Serving buffet, a delicious and bountiful no-host supper was enjoyed at long tables, card tables and on the lawn. The Ladies auxiliary was in charge of the supper with Ora Gobel heading the committee assisted by Mary Manor and other members. Delicious home cooked beans, bread, butter, coffee, iced tea, and ice cream were enjoyed as additions to the meal.
June 24, 1949
RICHFIELD COMPANY BUILDING STATION
The Triangle Construction Company of Sacramento is constructing a modern service station for the Richfield Company on the lot where 6th Street joins Highway 99w. The lot has frontage on 6th and 7th Street and is ideally located.
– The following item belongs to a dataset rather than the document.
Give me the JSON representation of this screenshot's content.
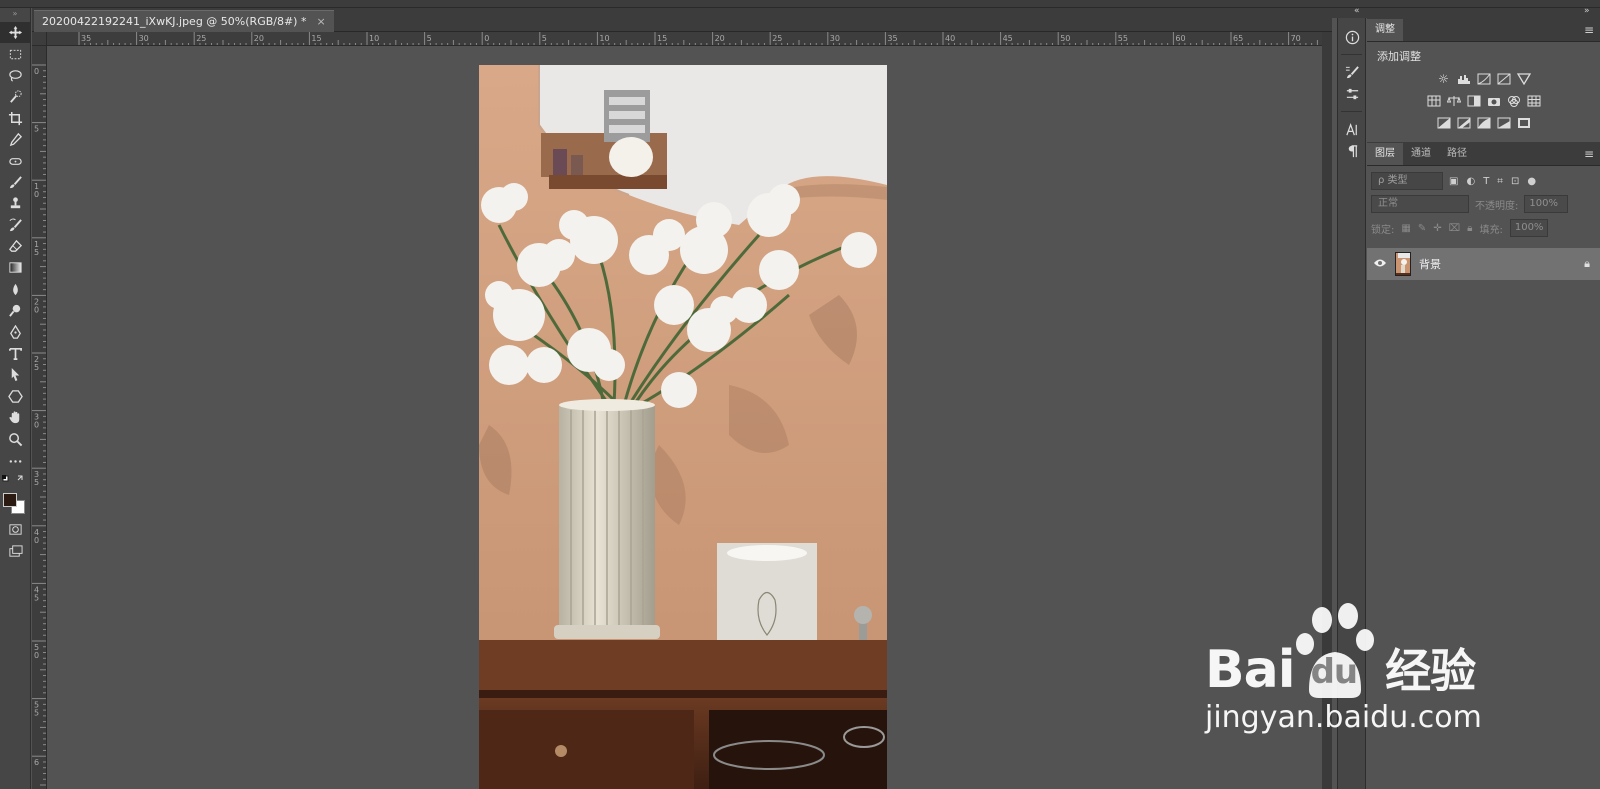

The property is owned by Ben, R. Ragain of Colusa. Two large tanks are on the property and will be installed immediately and the station will be ready to serve the traveling public this summer.
SGT. WAYNE GRISHABER IN PACIFIC BATTLE AREA
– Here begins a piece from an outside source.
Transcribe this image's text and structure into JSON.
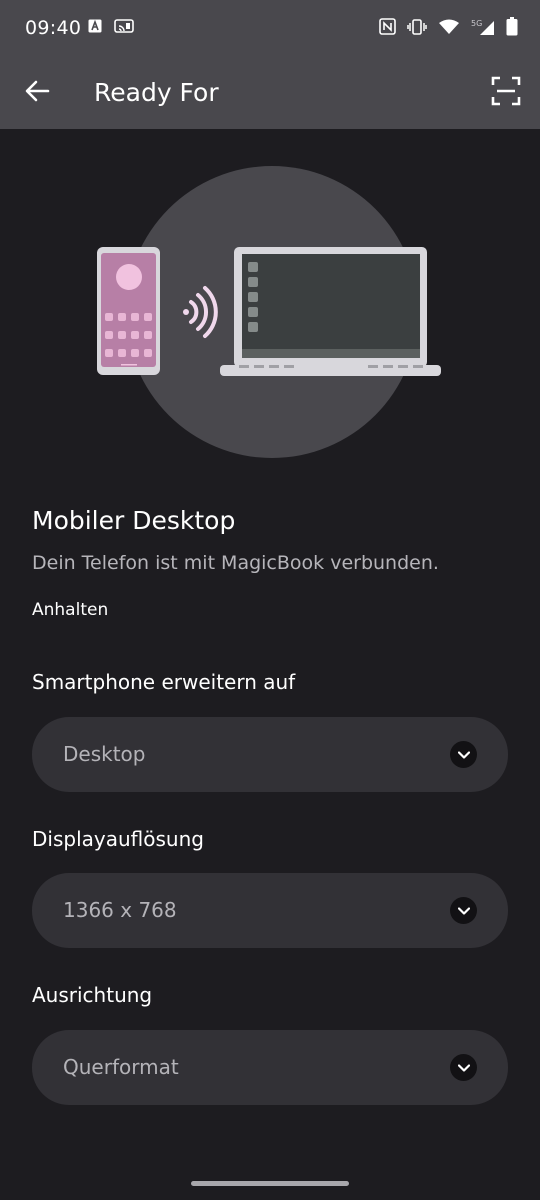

The following official news flash comes from : Headquarters Army Air Forces India Burma Sector, China, Burma, India theater, Office of Public relations Officer.
OFFICIAL PRESS NOTE TO THE WILLIAMS FARMER
Shortly after the first transport aircraft had landed at the newly won Myitkina Air Strip, four Tech Sergeants from a troop carrier squadron of Major General George S. Stratemeyer’s Eastern Air command, succeeded in the face of almost continuous enemy fire and a lack of any heavy equipment in removing two 300 pound propellers from a damaged C-47 and installing them in another aircraft 300 yards away.
The sergeants who did the job in seven and one half hours were WAYNE F. GRISHABER of Williams Calif., Robert Remke of East St. Louis, Ill., Oscar R. Broyer, 24, of Sacramento, Calif., and Walter Ohda, of Walnut Ill. They had to take cover more than a dozen times in the high weeds adjoining the strip while the Chinese troops guarding it eliminated the snipers.
Sergeant Boyer, a former student at Milliken College, Decatur, Ill. said that “It was tougher than anything I’ve seen even in Africa, Italy, and Sicily. We dropped paratroopers in Sicily in heavy rifle fire but we had other planes for protection. Here, all we could hope for was that the weeds would prevent them from seeing us too well.
Nice going Wayne, and your Williams friends are surely proud of you!